Many progressives have compared and contrasted the contemporary fight for same-sex marriage with the black freedom struggle. The shared quests for equal justice under the law and civil rights protections have been affirmed, even as others of us question the political expediency of direct correlations and uncritical appropriations.
Calls for historical and contextual specificity, however, should not trump coalition building. While it may be too glib to declare gay the new black, we must acknowledge that to be gay and/or a person of color is to be queer in the American cultural context. Over at Killing the Buddha, informed by the indomitable courage of civil rights icon Bayard Rustin, the Rev. Osagyefo Uhuru Sekou makes this case with analytic sophistication and intellectual precision.
Rustin, who himself lived under the double-jeopardy of being black and gay in America, maps the route for us “From Montgomery to Stonewall.” Having to resist biblically-sanctioned and culturally condoned violence against one’s humanity is the tie that binds. And Rev. Sekou argues that living in a contemporary condition of existential uncertainty, denied opportunity and deferred democracy is why the gay rights movement understandably looks to the black freedom struggle as an example of how to resist the niggerization process in America.
Cornel West contends that being niggerized should not be reduced to the dehumanization, economic exploitation, and political disenfranchisement of black people. He unracializes the term insofar as it becomes a much broader category to describe the bastardizing and impeding of democracy.
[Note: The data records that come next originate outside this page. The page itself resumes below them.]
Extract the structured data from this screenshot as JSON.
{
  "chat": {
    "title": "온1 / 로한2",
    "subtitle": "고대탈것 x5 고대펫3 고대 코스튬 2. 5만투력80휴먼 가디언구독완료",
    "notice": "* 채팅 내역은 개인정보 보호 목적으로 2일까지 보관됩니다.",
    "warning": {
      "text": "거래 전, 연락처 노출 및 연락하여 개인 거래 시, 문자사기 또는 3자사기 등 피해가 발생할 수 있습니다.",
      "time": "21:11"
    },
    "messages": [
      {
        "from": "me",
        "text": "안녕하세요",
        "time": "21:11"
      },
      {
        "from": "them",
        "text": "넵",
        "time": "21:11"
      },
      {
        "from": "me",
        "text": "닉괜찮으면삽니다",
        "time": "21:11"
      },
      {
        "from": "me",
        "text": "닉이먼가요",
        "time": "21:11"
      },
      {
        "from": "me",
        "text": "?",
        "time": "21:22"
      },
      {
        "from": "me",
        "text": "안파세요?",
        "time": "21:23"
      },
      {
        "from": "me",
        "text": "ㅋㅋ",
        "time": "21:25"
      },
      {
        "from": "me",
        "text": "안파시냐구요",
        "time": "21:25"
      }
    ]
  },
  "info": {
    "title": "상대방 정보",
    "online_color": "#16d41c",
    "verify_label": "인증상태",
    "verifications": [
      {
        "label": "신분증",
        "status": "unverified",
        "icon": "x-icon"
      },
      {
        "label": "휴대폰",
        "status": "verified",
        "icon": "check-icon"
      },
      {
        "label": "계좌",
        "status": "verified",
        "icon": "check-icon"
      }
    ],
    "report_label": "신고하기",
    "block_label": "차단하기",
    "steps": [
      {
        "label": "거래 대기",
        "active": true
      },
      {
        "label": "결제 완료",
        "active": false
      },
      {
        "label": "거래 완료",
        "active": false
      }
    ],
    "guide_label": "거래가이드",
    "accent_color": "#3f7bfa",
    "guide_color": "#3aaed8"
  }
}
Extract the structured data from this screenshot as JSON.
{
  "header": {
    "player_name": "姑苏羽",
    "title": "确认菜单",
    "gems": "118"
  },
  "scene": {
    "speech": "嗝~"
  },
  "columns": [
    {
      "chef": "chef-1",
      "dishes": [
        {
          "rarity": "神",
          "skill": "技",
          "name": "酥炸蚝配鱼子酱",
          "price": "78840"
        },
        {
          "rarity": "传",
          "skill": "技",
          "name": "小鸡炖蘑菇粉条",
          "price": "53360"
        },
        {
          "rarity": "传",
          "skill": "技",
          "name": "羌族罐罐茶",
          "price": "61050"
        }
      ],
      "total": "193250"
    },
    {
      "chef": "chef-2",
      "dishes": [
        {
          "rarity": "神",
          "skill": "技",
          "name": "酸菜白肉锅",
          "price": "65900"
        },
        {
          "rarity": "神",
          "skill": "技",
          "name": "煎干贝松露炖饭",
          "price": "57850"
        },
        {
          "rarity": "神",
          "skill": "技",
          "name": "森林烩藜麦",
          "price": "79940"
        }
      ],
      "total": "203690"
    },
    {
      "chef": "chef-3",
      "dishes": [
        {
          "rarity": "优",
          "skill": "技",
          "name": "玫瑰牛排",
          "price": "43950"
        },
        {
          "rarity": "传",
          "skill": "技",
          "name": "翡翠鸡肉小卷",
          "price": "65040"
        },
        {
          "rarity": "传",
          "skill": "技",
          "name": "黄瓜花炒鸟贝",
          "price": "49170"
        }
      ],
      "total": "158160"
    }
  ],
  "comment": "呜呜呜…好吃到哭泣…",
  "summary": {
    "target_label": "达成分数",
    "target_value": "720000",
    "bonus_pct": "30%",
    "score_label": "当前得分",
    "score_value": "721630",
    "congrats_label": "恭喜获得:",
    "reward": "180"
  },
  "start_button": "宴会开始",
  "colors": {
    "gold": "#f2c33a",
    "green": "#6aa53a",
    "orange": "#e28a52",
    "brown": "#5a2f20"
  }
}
Turning citizens into “intimidated, fearful and helpless subjects,” according to West, is what it means to be a Nigger.
For this reason, Rev. Sekou argues convincingly that while Gay may not be the new black, with the passing of Prop 8 and other state constitutional amendments proscribing the lives and liberties of our gay brothers and sisters, “Gays Are the New Niggers!”